Our grandmother (or Beppe as we used to call her) wasn’t a big fan of Oranje Bitter, but she felt she had to serve it on the Queens Birthday. She combined one tradition with another tradition: Dutch Advocaat. This drink is similar to Eggnog, with three important differences: Advocaat is made with egg yolks only, no milk is added and advocaat is heated (62° Celsius to be exact). Basically Advocaat is a sabayon-like drink made with egg yolks, sugar, vanilla and a strong alcohol (brandewijn, gin, vodka or grappa), served in a nice glass with a small spoon. You could add whipped cream, but that’s only hiding the taste.

Beppe cooked her advocaat Au Bain Marie; we cook our Oranje Bitter advocaat using a microwave oven.

Here is what you need (Oranje Bitter Advocaat)

  • 3 Egg Yolks
  • 30 grams of Sugar
  • 80 ml of Oranje Bitter

Here is what you need (Advocaat)

  • 100 grams of Egg Yolks
  • 75 grams of Sugar
  • 5 grams of Vanilla Sugar
  • 125 ml of Vodka

Mix the egg yolks and the sugar well. Make sure is dissolved before gently adding the liquid. Transfer to the microwave and very gently heat the mixture. We used intervals of 10 seconds to start with and intervals of 5 seconds to finish. In total only 75 seconds on 30% power. Duration depends on the power of your microwave. Stir well (or whisk, but not too much) after every interval until it becomes thick.
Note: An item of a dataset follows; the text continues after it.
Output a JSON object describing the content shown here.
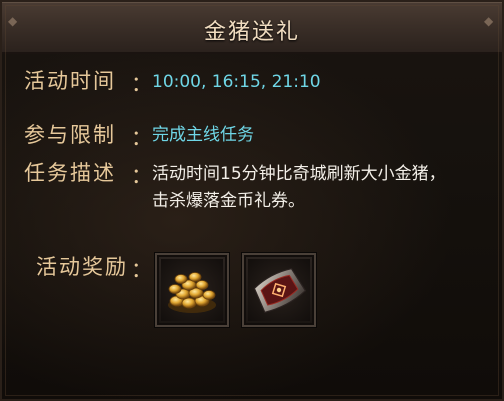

The consistency must be similar to a thick pastry cream (crème pâtissière). Cool quickly and store in the refrigerator.

PS Obviously you need fresh eggs when making advocaat, mayonnaise, sabayon, béarnaise et cetera. We don’t think eating fresh, organic eggs is a problem. Eating all kinds of additives, unclear syrops, modified milk ingredients, guar gum, monoglycerides et cetera, that’s a problem.

PS Use the egg whites to make madeleines. Recipe next week!